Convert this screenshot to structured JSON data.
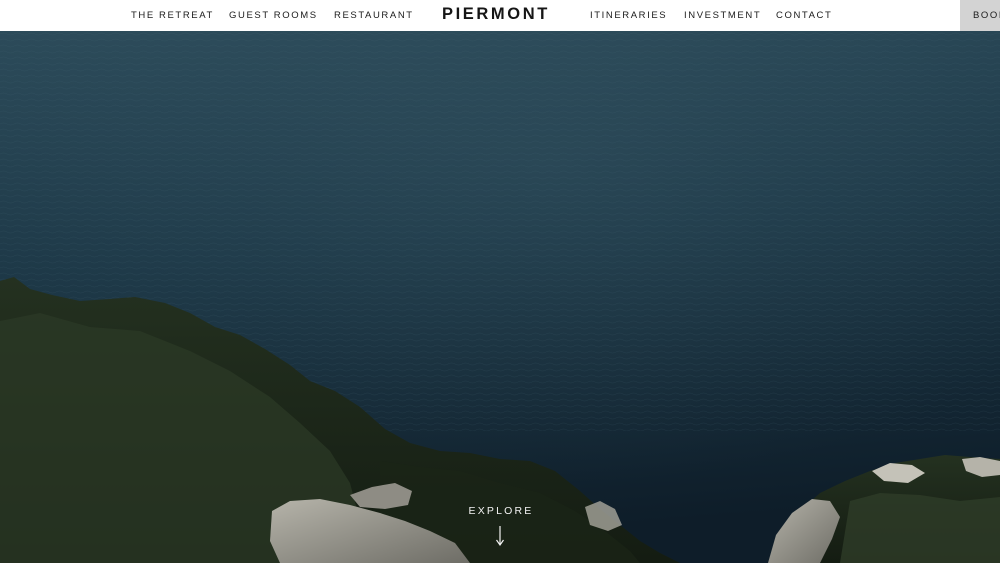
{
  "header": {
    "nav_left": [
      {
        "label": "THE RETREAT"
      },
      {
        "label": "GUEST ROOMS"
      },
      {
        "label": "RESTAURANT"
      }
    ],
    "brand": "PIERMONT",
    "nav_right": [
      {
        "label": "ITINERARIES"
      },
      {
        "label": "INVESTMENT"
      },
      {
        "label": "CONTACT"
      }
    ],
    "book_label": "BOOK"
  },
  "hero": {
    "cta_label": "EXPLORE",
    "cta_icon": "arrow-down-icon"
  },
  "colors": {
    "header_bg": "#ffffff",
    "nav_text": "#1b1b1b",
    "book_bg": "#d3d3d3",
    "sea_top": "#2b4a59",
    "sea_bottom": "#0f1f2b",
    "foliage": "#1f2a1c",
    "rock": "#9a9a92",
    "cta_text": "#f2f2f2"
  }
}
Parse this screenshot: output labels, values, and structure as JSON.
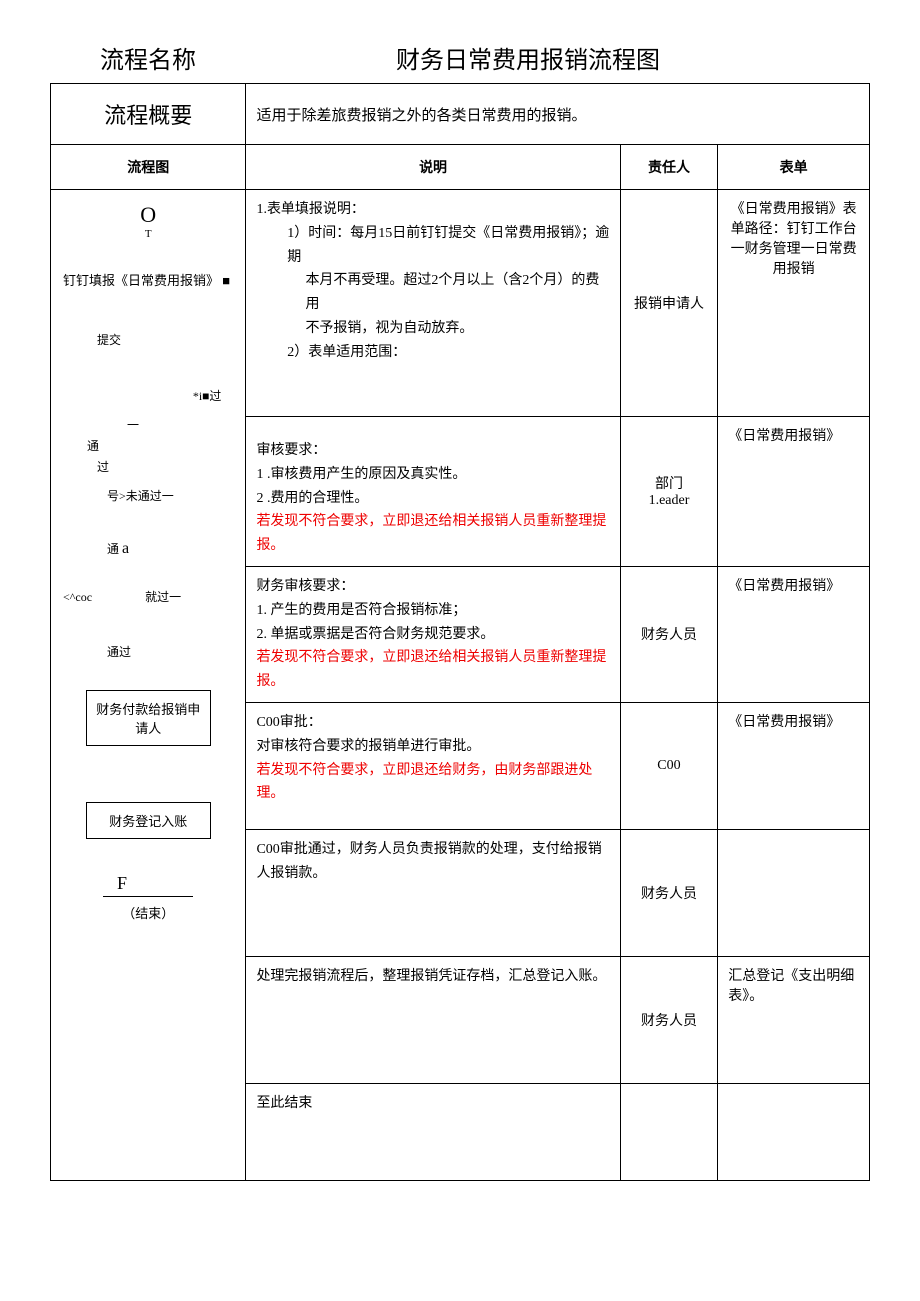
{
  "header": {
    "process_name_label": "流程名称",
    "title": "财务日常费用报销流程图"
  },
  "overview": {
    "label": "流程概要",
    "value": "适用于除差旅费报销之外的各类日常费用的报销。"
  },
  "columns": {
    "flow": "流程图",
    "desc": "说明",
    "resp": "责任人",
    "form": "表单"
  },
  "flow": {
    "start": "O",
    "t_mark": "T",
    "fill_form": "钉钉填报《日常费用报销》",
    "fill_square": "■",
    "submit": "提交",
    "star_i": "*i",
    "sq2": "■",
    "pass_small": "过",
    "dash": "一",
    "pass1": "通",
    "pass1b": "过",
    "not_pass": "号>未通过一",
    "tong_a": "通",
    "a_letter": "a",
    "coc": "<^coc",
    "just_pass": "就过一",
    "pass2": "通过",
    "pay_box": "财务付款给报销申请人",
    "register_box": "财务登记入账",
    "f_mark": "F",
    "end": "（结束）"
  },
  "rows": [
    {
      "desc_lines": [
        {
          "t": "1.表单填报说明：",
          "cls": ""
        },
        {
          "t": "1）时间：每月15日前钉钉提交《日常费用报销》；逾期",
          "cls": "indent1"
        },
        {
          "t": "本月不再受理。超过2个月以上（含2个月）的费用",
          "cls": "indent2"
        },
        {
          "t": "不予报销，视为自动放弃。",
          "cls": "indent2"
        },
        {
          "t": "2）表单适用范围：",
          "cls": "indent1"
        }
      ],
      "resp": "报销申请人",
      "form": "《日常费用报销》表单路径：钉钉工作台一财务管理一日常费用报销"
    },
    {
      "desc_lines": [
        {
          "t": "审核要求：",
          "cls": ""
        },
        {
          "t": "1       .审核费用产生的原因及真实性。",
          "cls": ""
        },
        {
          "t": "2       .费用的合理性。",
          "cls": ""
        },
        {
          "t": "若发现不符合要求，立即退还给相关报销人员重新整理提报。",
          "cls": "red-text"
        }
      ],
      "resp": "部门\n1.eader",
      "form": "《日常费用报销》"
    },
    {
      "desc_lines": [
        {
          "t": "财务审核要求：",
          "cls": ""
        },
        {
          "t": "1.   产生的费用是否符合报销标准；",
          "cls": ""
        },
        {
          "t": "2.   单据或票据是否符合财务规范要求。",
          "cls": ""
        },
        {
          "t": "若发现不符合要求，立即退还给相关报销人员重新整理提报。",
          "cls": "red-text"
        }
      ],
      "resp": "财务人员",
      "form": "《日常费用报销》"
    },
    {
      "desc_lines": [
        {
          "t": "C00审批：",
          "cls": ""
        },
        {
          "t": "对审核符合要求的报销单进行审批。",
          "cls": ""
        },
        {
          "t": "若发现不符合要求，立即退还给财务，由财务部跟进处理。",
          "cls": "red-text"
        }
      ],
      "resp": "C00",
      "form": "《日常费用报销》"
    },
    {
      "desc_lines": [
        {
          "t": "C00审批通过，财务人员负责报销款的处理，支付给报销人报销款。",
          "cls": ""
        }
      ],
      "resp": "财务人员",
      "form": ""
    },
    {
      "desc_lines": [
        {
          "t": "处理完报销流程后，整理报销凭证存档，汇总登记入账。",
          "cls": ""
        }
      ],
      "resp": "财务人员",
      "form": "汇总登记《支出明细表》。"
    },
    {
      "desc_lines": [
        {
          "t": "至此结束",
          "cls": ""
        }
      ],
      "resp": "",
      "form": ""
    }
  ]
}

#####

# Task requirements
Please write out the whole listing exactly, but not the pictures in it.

# Solved exercise
Convert this screenshot to structured JSON data.
{
  "header": {
    "nav_left": [
      {
        "label": "THE RETREAT"
      },
      {
        "label": "GUEST ROOMS"
      },
      {
        "label": "RESTAURANT"
      }
    ],
    "brand": "PIERMONT",
    "nav_right": [
      {
        "label": "ITINERARIES"
      },
      {
        "label": "INVESTMENT"
      },
      {
        "label": "CONTACT"
      }
    ],
    "book_label": "BOOK"
  },
  "hero": {
    "cta_label": "EXPLORE",
    "cta_icon": "arrow-down-icon"
  },
  "colors": {
    "header_bg": "#ffffff",
    "nav_text": "#1b1b1b",
    "book_bg": "#d3d3d3",
    "sea_top": "#2b4a59",
    "sea_bottom": "#0f1f2b",
    "foliage": "#1f2a1c",
    "rock": "#9a9a92",
    "cta_text": "#f2f2f2"
  }
}
Parse this screenshot: output labels, values, and structure as JSON.
{
  "header": {
    "process_name_label": "流程名称",
    "title": "财务日常费用报销流程图"
  },
  "overview": {
    "label": "流程概要",
    "value": "适用于除差旅费报销之外的各类日常费用的报销。"
  },
  "columns": {
    "flow": "流程图",
    "desc": "说明",
    "resp": "责任人",
    "form": "表单"
  },
  "flow": {
    "start": "O",
    "t_mark": "T",
    "fill_form": "钉钉填报《日常费用报销》",
    "fill_square": "■",
    "submit": "提交",
    "star_i": "*i",
    "sq2": "■",
    "pass_small": "过",
    "dash": "一",
    "pass1": "通",
    "pass1b": "过",
    "not_pass": "号>未通过一",
    "tong_a": "通",
    "a_letter": "a",
    "coc": "<^coc",
    "just_pass": "就过一",
    "pass2": "通过",
    "pay_box": "财务付款给报销申请人",
    "register_box": "财务登记入账",
    "f_mark": "F",
    "end": "（结束）"
  },
  "rows": [
    {
      "desc_lines": [
        {
          "t": "1.表单填报说明：",
          "cls": ""
        },
        {
          "t": "1）时间：每月15日前钉钉提交《日常费用报销》；逾期",
          "cls": "indent1"
        },
        {
          "t": "本月不再受理。超过2个月以上（含2个月）的费用",
          "cls": "indent2"
        },
        {
          "t": "不予报销，视为自动放弃。",
          "cls": "indent2"
        },
        {
          "t": "2）表单适用范围：",
          "cls": "indent1"
        }
      ],
      "resp": "报销申请人",
      "form": "《日常费用报销》表单路径：钉钉工作台一财务管理一日常费用报销"
    },
    {
      "desc_lines": [
        {
          "t": "审核要求：",
          "cls": ""
        },
        {
          "t": "1       .审核费用产生的原因及真实性。",
          "cls": ""
        },
        {
          "t": "2       .费用的合理性。",
          "cls": ""
        },
        {
          "t": "若发现不符合要求，立即退还给相关报销人员重新整理提报。",
          "cls": "red-text"
        }
      ],
      "resp": "部门\n1.eader",
      "form": "《日常费用报销》"
    },
    {
      "desc_lines": [
        {
          "t": "财务审核要求：",
          "cls": ""
        },
        {
          "t": "1.   产生的费用是否符合报销标准；",
          "cls": ""
        },
        {
          "t": "2.   单据或票据是否符合财务规范要求。",
          "cls": ""
        },
        {
          "t": "若发现不符合要求，立即退还给相关报销人员重新整理提报。",
          "cls": "red-text"
        }
      ],
      "resp": "财务人员",
      "form": "《日常费用报销》"
    },
    {
      "desc_lines": [
        {
          "t": "C00审批：",
          "cls": ""
        },
        {
          "t": "对审核符合要求的报销单进行审批。",
          "cls": ""
        },
        {
          "t": "若发现不符合要求，立即退还给财务，由财务部跟进处理。",
          "cls": "red-text"
        }
      ],
      "resp": "C00",
      "form": "《日常费用报销》"
    },
    {
      "desc_lines": [
        {
          "t": "C00审批通过，财务人员负责报销款的处理，支付给报销人报销款。",
          "cls": ""
        }
      ],
      "resp": "财务人员",
      "form": ""
    },
    {
      "desc_lines": [
        {
          "t": "处理完报销流程后，整理报销凭证存档，汇总登记入账。",
          "cls": ""
        }
      ],
      "resp": "财务人员",
      "form": "汇总登记《支出明细表》。"
    },
    {
      "desc_lines": [
        {
          "t": "至此结束",
          "cls": ""
        }
      ],
      "resp": "",
      "form": ""
    }
  ]
}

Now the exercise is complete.